Independence, decolonization, violence and war in Indonesia, 1945-1950 is a four-year research programme carried out by the Royal Netherlands Institute of Southeast Asian and Caribbean Studies (Koninklijk Instituut voor Taal-, Land en Volkenkunde, KITLV), the Netherlands Institute of Military History (NIMH) and the NIOD Institute for War, Holocaust and Genocide Studies. Read more ›

On Thursday, January 31, a meeting took place between researchers and programme leaders of Independence, decolonization, violence and war in Indonesia, 1945-1950, and a delegation of the subscribers to an open letter. In this letter, drafted by Jeffry Pondaag and Francisca Pattipilohy, and addressed to the Dutch government in November 2017, objections against the research programme are put forward. The authors challenge the independence of the research, and accuse the three institutes of a one-sided approach. During the two and a half hour meeting at the NIOD, the most important objections against the set-up of the research programme were discussed.

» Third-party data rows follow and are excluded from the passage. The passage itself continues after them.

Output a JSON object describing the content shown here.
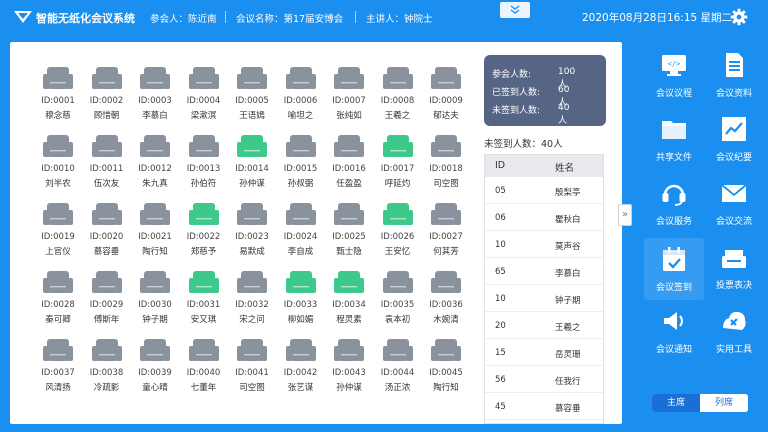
{
  "header": {
    "app_title": "智能无纸化会议系统",
    "participant": "参会人：陈近南",
    "meeting_name": "会议名称：第17届安博会",
    "speaker": "主讲人：钟院士",
    "datetime": "2020年08月28日16:15 星期二"
  },
  "colors": {
    "brand": "#1a8ff0",
    "seat_unsigned": "#8a929e",
    "seat_signed": "#3dc98a",
    "stats_bg": "#566485"
  },
  "seats": [
    {
      "id": "ID:0001",
      "name": "穆念慈",
      "signed": false
    },
    {
      "id": "ID:0002",
      "name": "顾惜朝",
      "signed": false
    },
    {
      "id": "ID:0003",
      "name": "李慕白",
      "signed": false
    },
    {
      "id": "ID:0004",
      "name": "梁漱溟",
      "signed": false
    },
    {
      "id": "ID:0005",
      "name": "王语嫣",
      "signed": false
    },
    {
      "id": "ID:0006",
      "name": "喻坦之",
      "signed": false
    },
    {
      "id": "ID:0007",
      "name": "张纯如",
      "signed": false
    },
    {
      "id": "ID:0008",
      "name": "王羲之",
      "signed": false
    },
    {
      "id": "ID:0009",
      "name": "郁达夫",
      "signed": false
    },
    {
      "id": "ID:0010",
      "name": "刘半农",
      "signed": false
    },
    {
      "id": "ID:0011",
      "name": "伍次友",
      "signed": false
    },
    {
      "id": "ID:0012",
      "name": "朱九真",
      "signed": false
    },
    {
      "id": "ID:0013",
      "name": "孙伯符",
      "signed": false
    },
    {
      "id": "ID:0014",
      "name": "孙仲谋",
      "signed": true
    },
    {
      "id": "ID:0015",
      "name": "孙叔弼",
      "signed": false
    },
    {
      "id": "ID:0016",
      "name": "任盈盈",
      "signed": false
    },
    {
      "id": "ID:0017",
      "name": "呼延灼",
      "signed": true
    },
    {
      "id": "ID:0018",
      "name": "司空图",
      "signed": false
    },
    {
      "id": "ID:0019",
      "name": "上官仪",
      "signed": false
    },
    {
      "id": "ID:0020",
      "name": "慕容垂",
      "signed": false
    },
    {
      "id": "ID:0021",
      "name": "陶行知",
      "signed": false
    },
    {
      "id": "ID:0022",
      "name": "郑慈予",
      "signed": true
    },
    {
      "id": "ID:0023",
      "name": "易默成",
      "signed": false
    },
    {
      "id": "ID:0024",
      "name": "李自成",
      "signed": false
    },
    {
      "id": "ID:0025",
      "name": "甄士隐",
      "signed": false
    },
    {
      "id": "ID:0026",
      "name": "王安忆",
      "signed": true
    },
    {
      "id": "ID:0027",
      "name": "何其芳",
      "signed": false
    },
    {
      "id": "ID:0028",
      "name": "秦可卿",
      "signed": false
    },
    {
      "id": "ID:0029",
      "name": "傅斯年",
      "signed": false
    },
    {
      "id": "ID:0030",
      "name": "钟子期",
      "signed": false
    },
    {
      "id": "ID:0031",
      "name": "安又琪",
      "signed": true
    },
    {
      "id": "ID:0032",
      "name": "宋之问",
      "signed": false
    },
    {
      "id": "ID:0033",
      "name": "柳如媚",
      "signed": true
    },
    {
      "id": "ID:0034",
      "name": "程灵素",
      "signed": true
    },
    {
      "id": "ID:0035",
      "name": "袁本初",
      "signed": false
    },
    {
      "id": "ID:0036",
      "name": "木婉清",
      "signed": false
    },
    {
      "id": "ID:0037",
      "name": "风清扬",
      "signed": false
    },
    {
      "id": "ID:0038",
      "name": "冷疏影",
      "signed": false
    },
    {
      "id": "ID:0039",
      "name": "童心晴",
      "signed": false
    },
    {
      "id": "ID:0040",
      "name": "七董年",
      "signed": false
    },
    {
      "id": "ID:0041",
      "name": "司空图",
      "signed": false
    },
    {
      "id": "ID:0042",
      "name": "张艺谋",
      "signed": false
    },
    {
      "id": "ID:0043",
      "name": "孙仲谋",
      "signed": false
    },
    {
      "id": "ID:0044",
      "name": "汤正浓",
      "signed": false
    },
    {
      "id": "ID:0045",
      "name": "陶行知",
      "signed": false
    }
  ],
  "stats": {
    "total_label": "参会人数:",
    "total_value": "100人",
    "signed_label": "已签到人数:",
    "signed_value": "60人",
    "unsigned_label": "未签到人数:",
    "unsigned_value": "40人"
  },
  "unsigned_summary": "未签到人数：40人",
  "unsigned_table": {
    "headers": [
      "ID",
      "姓名"
    ],
    "rows": [
      [
        "05",
        "殷梨亭"
      ],
      [
        "06",
        "瞿秋白"
      ],
      [
        "10",
        "莫声谷"
      ],
      [
        "65",
        "李慕白"
      ],
      [
        "10",
        "钟子期"
      ],
      [
        "20",
        "王羲之"
      ],
      [
        "15",
        "岳灵珊"
      ],
      [
        "56",
        "任我行"
      ],
      [
        "45",
        "慕容垂"
      ]
    ]
  },
  "side_handle": "»",
  "right_panel": {
    "items": [
      {
        "label": "会议议程",
        "icon": "monitor-icon"
      },
      {
        "label": "会议资料",
        "icon": "document-icon"
      },
      {
        "label": "共享文件",
        "icon": "folder-icon"
      },
      {
        "label": "会议纪要",
        "icon": "chart-icon"
      },
      {
        "label": "会议服务",
        "icon": "headset-icon"
      },
      {
        "label": "会议交流",
        "icon": "mail-icon"
      },
      {
        "label": "会议签到",
        "icon": "calendar-check-icon"
      },
      {
        "label": "投票表决",
        "icon": "ballot-box-icon"
      },
      {
        "label": "会议通知",
        "icon": "speaker-icon"
      },
      {
        "label": "实用工具",
        "icon": "tools-icon"
      }
    ],
    "active_index": 6,
    "toggle": {
      "left": "主席",
      "right": "列席",
      "selected": "主席"
    }
  }
}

De registratie van de bijeenkomst is hier te bekijken.


What is the relationship between history and memory? A blog by Eveline Buchheim and Stephanie Welvaart.

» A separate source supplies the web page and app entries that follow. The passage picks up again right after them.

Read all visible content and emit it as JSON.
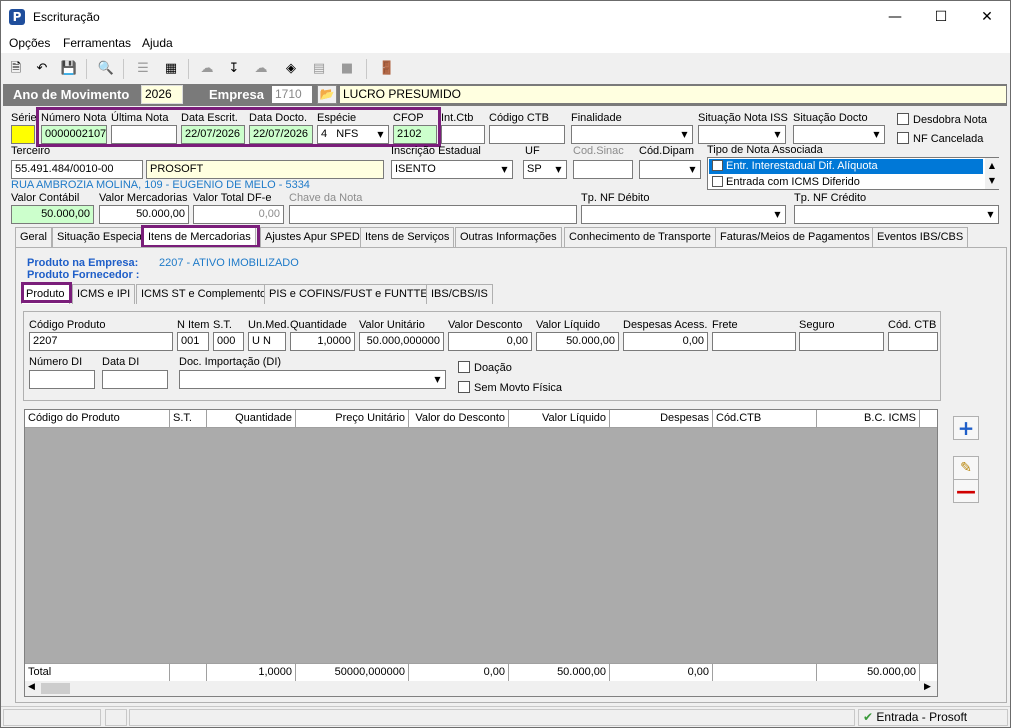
{
  "window": {
    "title": "Escrituração",
    "app_icon": "P"
  },
  "menu": [
    "Opções",
    "Ferramentas",
    "Ajuda"
  ],
  "year": {
    "label": "Ano de Movimento",
    "value": "2026",
    "company_label": "Empresa",
    "company_code": "1710",
    "company_name": "LUCRO PRESUMIDO"
  },
  "nota": {
    "serie_label": "Série",
    "numero_label": "Número Nota",
    "numero": "0000002107",
    "ultima_label": "Última Nota",
    "ultima": "",
    "data_escrit_label": "Data Escrit.",
    "data_escrit": "22/07/2026",
    "data_docto_label": "Data Docto.",
    "data_docto": "22/07/2026",
    "especie_label": "Espécie",
    "especie_num": "4",
    "especie": "NFS",
    "cfop_label": "CFOP",
    "cfop": "2102",
    "intctb_label": "Int.Ctb",
    "codctb_label": "Código CTB",
    "finalidade_label": "Finalidade",
    "sitiss_label": "Situação Nota ISS",
    "sitdocto_label": "Situação Docto",
    "desdobra_label": "Desdobra Nota",
    "cancelada_label": "NF Cancelada"
  },
  "terceiro": {
    "label": "Terceiro",
    "cnpj": "55.491.484/0010-00",
    "name": "PROSOFT",
    "address": "RUA AMBROZIA MOLINA, 109 - EUGENIO DE MELO - 5334",
    "ie_label": "Inscrição Estadual",
    "ie": "ISENTO",
    "uf_label": "UF",
    "uf": "SP",
    "sinac_label": "Cod.Sinac",
    "dipam_label": "Cód.Dipam",
    "tipo_label": "Tipo de Nota Associada",
    "tipo_options": [
      "Entr. Interestadual Dif. Alíquota",
      "Entrada com ICMS Diferido"
    ]
  },
  "valores": {
    "contabil_label": "Valor Contábil",
    "contabil": "50.000,00",
    "mercadorias_label": "Valor Mercadorias",
    "mercadorias": "50.000,00",
    "dfe_label": "Valor Total DF-e",
    "dfe": "0,00",
    "chave_label": "Chave da Nota",
    "debito_label": "Tp. NF Débito",
    "credito_label": "Tp. NF Crédito"
  },
  "tabs": [
    "Geral",
    "Situação Especial",
    "Itens de Mercadorias",
    "Ajustes Apur SPED",
    "Itens de Serviços",
    "Outras Informações",
    "Conhecimento de Transporte",
    "Faturas/Meios de Pagamentos",
    "Eventos IBS/CBS"
  ],
  "produto_info": {
    "empresa_label": "Produto na Empresa:",
    "empresa": "2207 - ATIVO IMOBILIZADO",
    "fornecedor_label": "Produto Fornecedor :"
  },
  "subtabs": [
    "Produto",
    "ICMS e IPI",
    "ICMS ST e Complemento",
    "PIS e COFINS/FUST e FUNTTEL",
    "IBS/CBS/IS"
  ],
  "produto": {
    "codigo_label": "Código Produto",
    "codigo": "2207",
    "nitem_label": "N Item",
    "nitem": "001",
    "st_label": "S.T.",
    "st": "000",
    "unmed_label": "Un.Med.",
    "unmed": "U N",
    "qtd_label": "Quantidade",
    "qtd": "1,0000",
    "vunit_label": "Valor Unitário",
    "vunit": "50.000,000000",
    "vdesc_label": "Valor Desconto",
    "vdesc": "0,00",
    "vliq_label": "Valor Líquido",
    "vliq": "50.000,00",
    "desp_label": "Despesas Acess.",
    "desp": "0,00",
    "frete_label": "Frete",
    "seguro_label": "Seguro",
    "codctb_label": "Cód. CTB",
    "numdi_label": "Número DI",
    "datadi_label": "Data DI",
    "docimp_label": "Doc. Importação (DI)",
    "doacao_label": "Doação",
    "semmovto_label": "Sem Movto Física"
  },
  "grid": {
    "headers": [
      "Código do Produto",
      "S.T.",
      "Quantidade",
      "Preço Unitário",
      "Valor do Desconto",
      "Valor Líquido",
      "Despesas",
      "Cód.CTB",
      "B.C. ICMS"
    ],
    "totals": [
      "Total",
      "",
      "1,0000",
      "50000,000000",
      "0,00",
      "50.000,00",
      "0,00",
      "",
      "50.000,00"
    ]
  },
  "status": {
    "text": "Entrada - Prosoft"
  }
}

The research programme will be entitled Independence, Decolonization, Violence and War in Indonesia, 1945-1950.

On Sunday, 25 November, the Indisch Herinneringscentrum held a meeting entitled ‘Indië Tabee?’. This gathering concluded the Gepeperd Verleden series of meetings looking at what a shared colonial heritage means from various perspectives. Researcher Remco Raben, who is involved with the Political Administrative Context project, and Stephanie Welvaart from Witnesses & Contemporaries took part in the meeting and wrote a blog about it.


Emma Keizer has been part of the research team since February 2018. In October, she started working on the project International Political Context, led by Jeroen Kemperman and Tom van den Berge. Previously, she assisted Hans Meijer with his research into East Java (Regional Studies). Emma obtained her master’s degree in International Relations in Historical Perspective last June, and is the youngest researcher on the team. Nevertheless, she already gained a great deal of research experience relating to the Indonesian decolonization war and has a substantial publication to her name. Let’s get to know her:

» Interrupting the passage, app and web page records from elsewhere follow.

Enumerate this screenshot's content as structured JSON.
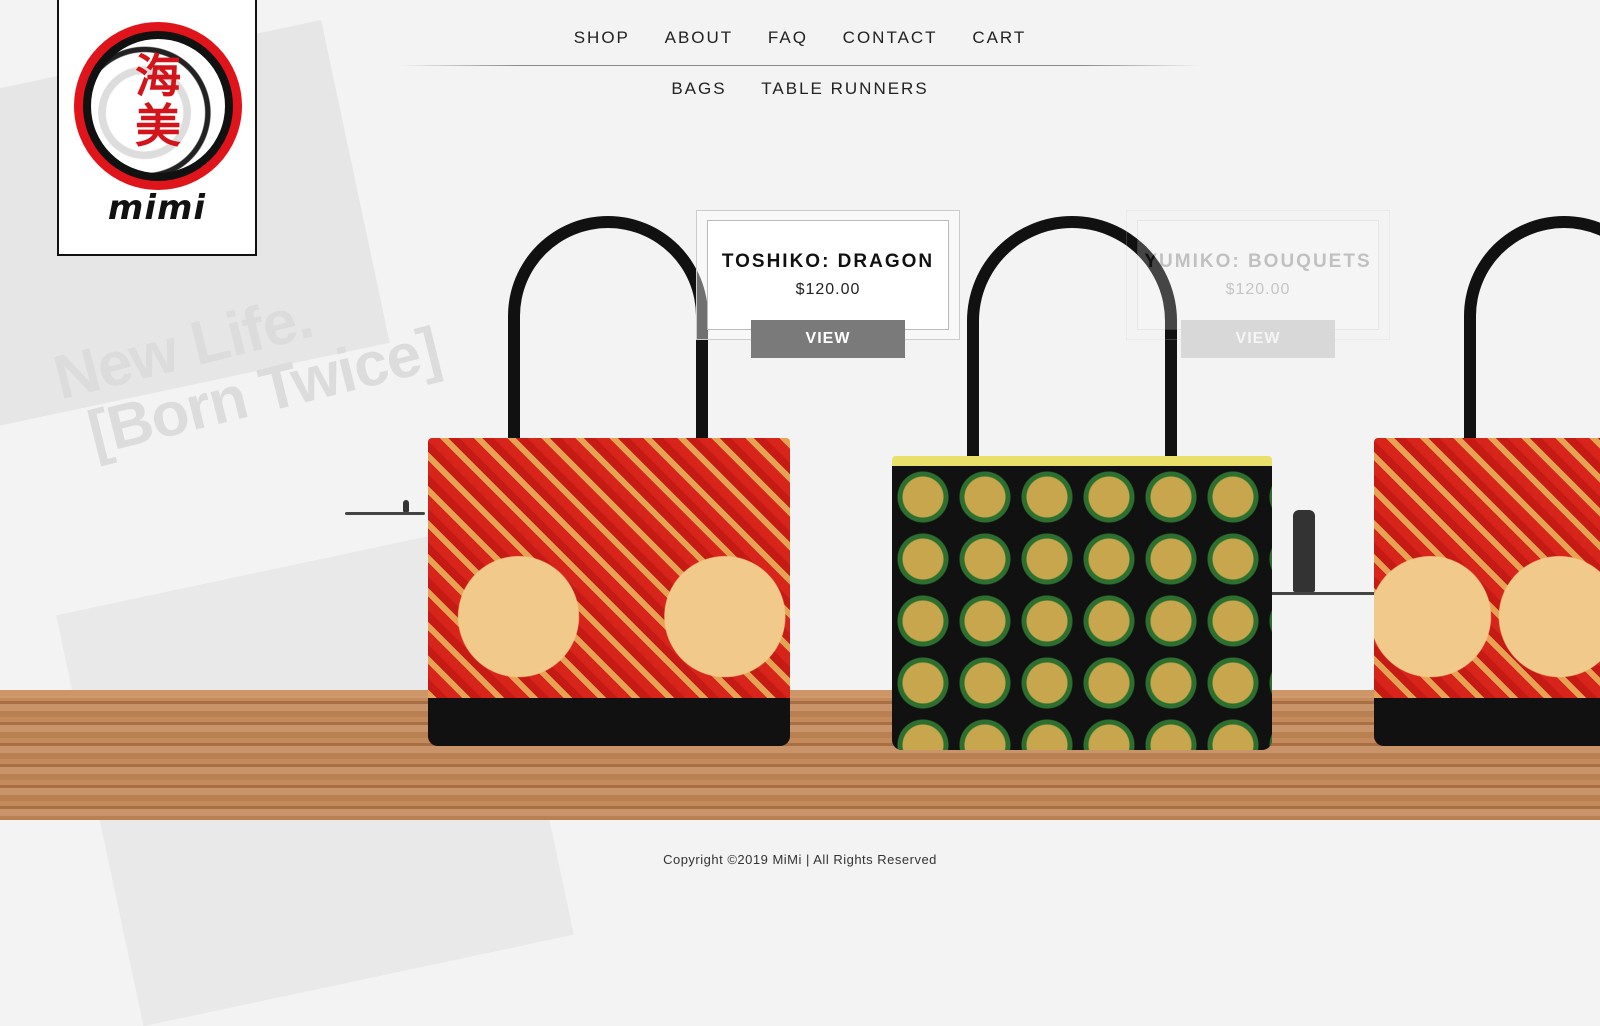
{
  "logo": {
    "kanji": "海美",
    "wordmark": "mimi",
    "colors": {
      "ring": "#e0141b",
      "text": "#111111"
    }
  },
  "tagline": {
    "line1": "New Life.",
    "line2": "[Born Twice]"
  },
  "nav": {
    "primary": [
      "SHOP",
      "ABOUT",
      "FAQ",
      "CONTACT",
      "CART"
    ],
    "secondary": [
      "BAGS",
      "TABLE RUNNERS"
    ]
  },
  "products": [
    {
      "name": "TOSHIKO: DRAGON",
      "price": "$120.00",
      "button": "VIEW",
      "state": "active"
    },
    {
      "name": "YUMIKO: BOUQUETS",
      "price": "$120.00",
      "button": "VIEW",
      "state": "faded"
    }
  ],
  "footer": {
    "copyright": "Copyright ©2019 MiMi | All Rights Reserved"
  }
}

On 13 September 2018, the second meeting relating to the Decolonization, Violence and War in Indonesia, 1945-1950 research project was held at Pakhuis de Zwijger (Amsterdam). The livestream of the evening can be viewed here.